    Kate recently posted..A New Direction

    • Yeah, see, the arrival of the gastro – the arch nemesis of every.single.mother – would have made me retire to the back paddock with the shotgun. Hands in the air, I’m done. And yet we do get through it, time and time again. Women, we’re marvellous creatures of strength and resilience!

  • Ah yes. Like the time we took C in to have teeth extracted and it took an hour to even get the anesthetic into him and then IT DIDN’T TAKE so I had to physically hold him down for the entire procedure, which he could feel. Good times. Still drinking myself into a coma over that one.
    Kathy recently posted..Typical Wednesday

  • The memories still make me shudder.
    You would put yourself on that metal table a million times over to spare them once.
    The previously never ever heard primal screaming/wailing that came from my five week old boy in recovery will haunt me always. Especially when I had to hand him over for a different op four months later. I heard it again – and hopefully never again.
    Bless the staff who works their butts off, but children’s hospitals make me dry retch.
    🙂 x

    • There’s a look about a mother who has been there and done that often, like a scarlet letter sewn onto her heart that shines out through every pore. It’s this sort of thing we must remember about people and the world.

  • Another fine piece of writing, Kim. You’ve been on fire of late!
    Sarah recently posted..Pictures and memories

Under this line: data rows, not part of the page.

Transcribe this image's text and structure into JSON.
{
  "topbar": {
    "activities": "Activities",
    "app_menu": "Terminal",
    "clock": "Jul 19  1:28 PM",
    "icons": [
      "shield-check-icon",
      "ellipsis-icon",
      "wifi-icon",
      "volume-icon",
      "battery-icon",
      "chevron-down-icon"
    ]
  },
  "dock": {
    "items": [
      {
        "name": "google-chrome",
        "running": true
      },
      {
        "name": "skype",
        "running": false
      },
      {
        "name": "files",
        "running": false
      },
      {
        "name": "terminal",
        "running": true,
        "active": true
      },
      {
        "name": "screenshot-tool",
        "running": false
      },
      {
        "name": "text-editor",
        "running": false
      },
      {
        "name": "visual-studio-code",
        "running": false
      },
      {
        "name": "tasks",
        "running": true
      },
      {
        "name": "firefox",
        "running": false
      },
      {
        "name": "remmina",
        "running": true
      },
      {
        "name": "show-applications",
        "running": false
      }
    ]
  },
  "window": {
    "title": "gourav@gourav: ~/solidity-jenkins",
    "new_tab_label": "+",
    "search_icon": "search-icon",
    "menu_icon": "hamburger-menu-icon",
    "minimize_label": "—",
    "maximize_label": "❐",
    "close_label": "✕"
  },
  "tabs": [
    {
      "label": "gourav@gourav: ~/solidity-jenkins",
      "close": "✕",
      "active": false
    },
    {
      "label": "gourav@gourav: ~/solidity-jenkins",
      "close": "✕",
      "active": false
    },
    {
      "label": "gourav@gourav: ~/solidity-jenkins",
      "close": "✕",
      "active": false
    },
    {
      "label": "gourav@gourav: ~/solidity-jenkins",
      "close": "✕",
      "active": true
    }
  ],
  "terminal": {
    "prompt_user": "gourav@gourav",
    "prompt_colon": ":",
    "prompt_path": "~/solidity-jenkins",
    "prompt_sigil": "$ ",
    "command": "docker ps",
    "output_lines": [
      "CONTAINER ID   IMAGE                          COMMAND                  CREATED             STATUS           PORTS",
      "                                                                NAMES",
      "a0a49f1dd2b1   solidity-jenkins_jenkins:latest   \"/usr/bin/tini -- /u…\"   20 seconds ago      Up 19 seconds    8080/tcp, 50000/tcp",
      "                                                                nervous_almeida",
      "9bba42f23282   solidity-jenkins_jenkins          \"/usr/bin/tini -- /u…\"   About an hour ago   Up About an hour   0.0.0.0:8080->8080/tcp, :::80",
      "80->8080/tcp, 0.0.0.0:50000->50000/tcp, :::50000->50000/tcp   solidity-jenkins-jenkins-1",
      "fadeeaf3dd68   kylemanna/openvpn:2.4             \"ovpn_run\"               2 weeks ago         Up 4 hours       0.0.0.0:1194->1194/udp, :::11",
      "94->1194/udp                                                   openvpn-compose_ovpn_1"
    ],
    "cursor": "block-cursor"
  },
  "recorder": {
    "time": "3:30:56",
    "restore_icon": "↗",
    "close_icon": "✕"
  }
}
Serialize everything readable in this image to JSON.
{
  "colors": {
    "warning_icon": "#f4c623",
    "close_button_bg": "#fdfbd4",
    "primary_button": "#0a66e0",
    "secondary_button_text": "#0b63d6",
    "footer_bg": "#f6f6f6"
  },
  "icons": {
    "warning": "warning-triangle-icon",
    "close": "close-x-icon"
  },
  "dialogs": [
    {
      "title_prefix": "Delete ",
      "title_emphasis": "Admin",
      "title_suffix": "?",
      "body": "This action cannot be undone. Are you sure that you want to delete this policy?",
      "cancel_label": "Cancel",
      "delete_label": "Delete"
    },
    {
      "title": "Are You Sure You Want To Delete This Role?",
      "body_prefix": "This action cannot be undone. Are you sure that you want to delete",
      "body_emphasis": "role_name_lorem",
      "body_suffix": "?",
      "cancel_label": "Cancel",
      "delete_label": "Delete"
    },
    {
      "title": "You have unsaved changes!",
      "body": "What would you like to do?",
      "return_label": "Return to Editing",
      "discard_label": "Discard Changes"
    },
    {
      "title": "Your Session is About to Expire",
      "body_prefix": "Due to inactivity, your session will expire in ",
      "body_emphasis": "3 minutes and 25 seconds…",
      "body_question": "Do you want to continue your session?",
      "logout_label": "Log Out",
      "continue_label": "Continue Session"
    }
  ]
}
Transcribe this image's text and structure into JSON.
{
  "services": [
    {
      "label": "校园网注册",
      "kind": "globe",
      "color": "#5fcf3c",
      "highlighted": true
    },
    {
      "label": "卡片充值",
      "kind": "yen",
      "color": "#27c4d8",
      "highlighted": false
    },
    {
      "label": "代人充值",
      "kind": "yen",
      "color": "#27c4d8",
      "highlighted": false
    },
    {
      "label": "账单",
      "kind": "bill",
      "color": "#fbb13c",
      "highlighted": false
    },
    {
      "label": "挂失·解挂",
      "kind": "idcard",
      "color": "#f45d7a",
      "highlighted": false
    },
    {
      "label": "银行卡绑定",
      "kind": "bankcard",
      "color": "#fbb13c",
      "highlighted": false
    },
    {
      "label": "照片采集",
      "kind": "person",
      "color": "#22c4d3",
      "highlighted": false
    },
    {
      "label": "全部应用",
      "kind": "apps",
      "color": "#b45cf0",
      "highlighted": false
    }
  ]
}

  • It doesn’t matter what you are in for it’s bad. And the recovery is worse. I took a walking happy one year old to hospital and thought they would shoo me away because it was just teething. It wasn’t. The ICU was bad. But when she woke up she literally wouldn’t let me put her down. Not to have a shower, not to get dressed, not to go to the toilet. And she no longer had the physical strength to walk. But the worse part was that my husband couldn’t even look at her without her crying her heart out. All he wanted to do was cuddle her after the ordeal but it was months before he could touch her, let alone cuddle her.

    And now when Piper reaches out to him to be cuddled (which she does very regularly) he looks at her like it’s some kind of miracle. Riley is well over it now and he’s very much her favourite parent but I can tell he still remembers the whole thing too well.
    Zoey @ Good Googs recently posted..Favourites

  • Thank you for getting it kind lady, and for writing this. It’s always nice to know that our tears and inner turmoil are shared by others right? The amount of coin I have thrown at bribery toys/stickers/food in the past 4 days would have paid for your flights to Melbourne. And you know what? She doesn’t want any of it, just to feel better. Bring on the day that she asks to eat and looks at me again with trust and love…I know it ‘s coming and this was just the reminder I needed.

    Thank you x
    BabyMacBeth recently posted..The next bit

  • Paola

    OH, I never had to endure anything involving a hospital with Brizio, thank God I would add.
    But I sendiing my hugs over.
    And what could I say more than what you have so wonderfully described …

  • Karen

    A biscuit of doom! – priceless.

  • Tracy

    I think sometimes it works in the opposite way. Back when I was a really good person and a really nice friend, I had no friends and the friends I did have used me a lot. Now that I’m kind of a bitch, people are much nicer to me.
    Tracy recently posted..How to Choose Toys